Viikki Urban Tree Laboratory is our shared research effort with Helsinki City Public Works Department and other collaborators. It aims to find ways to provide adequate underground resources for the whole life-span of urban trees in intensively built areas that are challenging growing environments for trees.

The project aims to find suitable soil volume and composition in the local climate and to develop street planning and construction practices to be more favourable for trees. This way they could provide a full amount of ecosystem services for the community. Research setup, built in 2003 in Viikki, Helsinki, follows continuously tree water use, stem diameter variation and growth along with above and belowground variables  (light, temperature, soil moisture and soil gas concentrations). The collected data has been used to assess and model urban water and carbon cycling and to derive practical construction and tree care recommendations.

Lakes and forested catchments

Even though terrestrial and aquatic parts of ecosystems are often studied separately, they are closely connected. For studying the functioning of the carbon cycle, it is necessary to understand how carbon enters and leaves the soil. Globally, the loss of terrestrial organic carbon to rivers is equivalent to 10 % of the net ecosystem production, few streams and rivers have been studied for CO2 fluxes.

We yield new information about carbon transfer in terrestrial-aquatic continuum on landscape level by combining eddy covariance method and CO2 concentration measurements in lake and stream waters and in the littoral zone. We examine the carbon dynamics on both interannual and seasonal scales and pay special attention to the time periods following special weather events.
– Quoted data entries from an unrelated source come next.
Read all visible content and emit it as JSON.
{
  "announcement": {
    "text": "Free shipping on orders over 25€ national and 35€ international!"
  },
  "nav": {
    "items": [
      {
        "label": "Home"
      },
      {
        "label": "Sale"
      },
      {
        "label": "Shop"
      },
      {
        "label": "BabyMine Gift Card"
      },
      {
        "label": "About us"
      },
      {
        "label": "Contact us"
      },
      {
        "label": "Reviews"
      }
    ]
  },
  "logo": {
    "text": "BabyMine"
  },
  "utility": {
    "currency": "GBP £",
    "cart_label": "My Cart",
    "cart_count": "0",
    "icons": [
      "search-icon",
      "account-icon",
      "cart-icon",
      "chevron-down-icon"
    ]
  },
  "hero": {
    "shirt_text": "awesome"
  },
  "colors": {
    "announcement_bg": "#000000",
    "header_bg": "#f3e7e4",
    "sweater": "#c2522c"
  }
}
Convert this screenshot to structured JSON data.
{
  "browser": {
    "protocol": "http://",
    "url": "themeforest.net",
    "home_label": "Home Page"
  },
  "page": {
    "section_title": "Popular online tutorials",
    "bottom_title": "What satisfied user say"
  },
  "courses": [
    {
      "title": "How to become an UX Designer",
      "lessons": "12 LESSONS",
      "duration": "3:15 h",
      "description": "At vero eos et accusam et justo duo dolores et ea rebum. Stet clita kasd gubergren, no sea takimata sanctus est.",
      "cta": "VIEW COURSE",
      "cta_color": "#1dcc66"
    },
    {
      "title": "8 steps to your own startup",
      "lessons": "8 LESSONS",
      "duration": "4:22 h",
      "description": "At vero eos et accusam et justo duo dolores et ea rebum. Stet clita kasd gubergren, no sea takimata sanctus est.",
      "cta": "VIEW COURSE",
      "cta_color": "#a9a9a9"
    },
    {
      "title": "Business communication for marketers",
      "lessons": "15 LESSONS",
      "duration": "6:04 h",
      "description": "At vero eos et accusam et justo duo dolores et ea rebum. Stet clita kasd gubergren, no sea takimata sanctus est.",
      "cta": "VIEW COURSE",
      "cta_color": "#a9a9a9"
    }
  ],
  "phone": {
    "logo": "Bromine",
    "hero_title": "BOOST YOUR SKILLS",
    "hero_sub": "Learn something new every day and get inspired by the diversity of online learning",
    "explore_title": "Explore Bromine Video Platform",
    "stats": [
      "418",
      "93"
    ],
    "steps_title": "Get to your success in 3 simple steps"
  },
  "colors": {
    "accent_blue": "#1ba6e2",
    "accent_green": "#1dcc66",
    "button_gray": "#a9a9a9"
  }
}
Our study sites are located at lake Valkea-Kotinen ICP integrated monitoring area in Southern Finland (TransCarbo) and in lake Kuivajärvi at Hyytiälä Forestry Field Station (Vesihiisi). These projects aim at closing the carbon balance of forest and lake at landscape level including both  inorganic and organic parts of carbon cycle.

Disturbances and biogeochemistry

Our research is dealing with the effects of disturbances on the biogeochemical cycles in boreal and sub-arctic forests in the circumpolar region. Our multidisciplinary research team consists of forest ecologists and soil scientists and we are collaborating with microbiologists and atmospheric scientists.

Climate change is predicted to increase the vulnerability of forests to various disturbance effects resulted from e.g. drought events, forest fires and permafrost melting. Currently we are study the effects of disturbances (fire, mammalian herbivores (reindeer), wind, etc.) in several projects.

For more information visit the Disturbances and biogeochemistry group web page.


Boreal trees and climate change

Climate is changing, causing warming temperatures and changes in precipitation and snow cover. High latitude forests are typically temperature limited, and thus considered to be especially sensitive to climate warming. The most dramatic changes are to be expected in winter conditions; characteristic for boreal forest is a long and cold winter, and trees are adapted to these conditions. Our team studies how boreal forests respond to changing climate conditions. We are studying changes in both tree structure and physiology as we emphasize the strong linkage they have.

Read more on the Boreal Trees Team's webpage.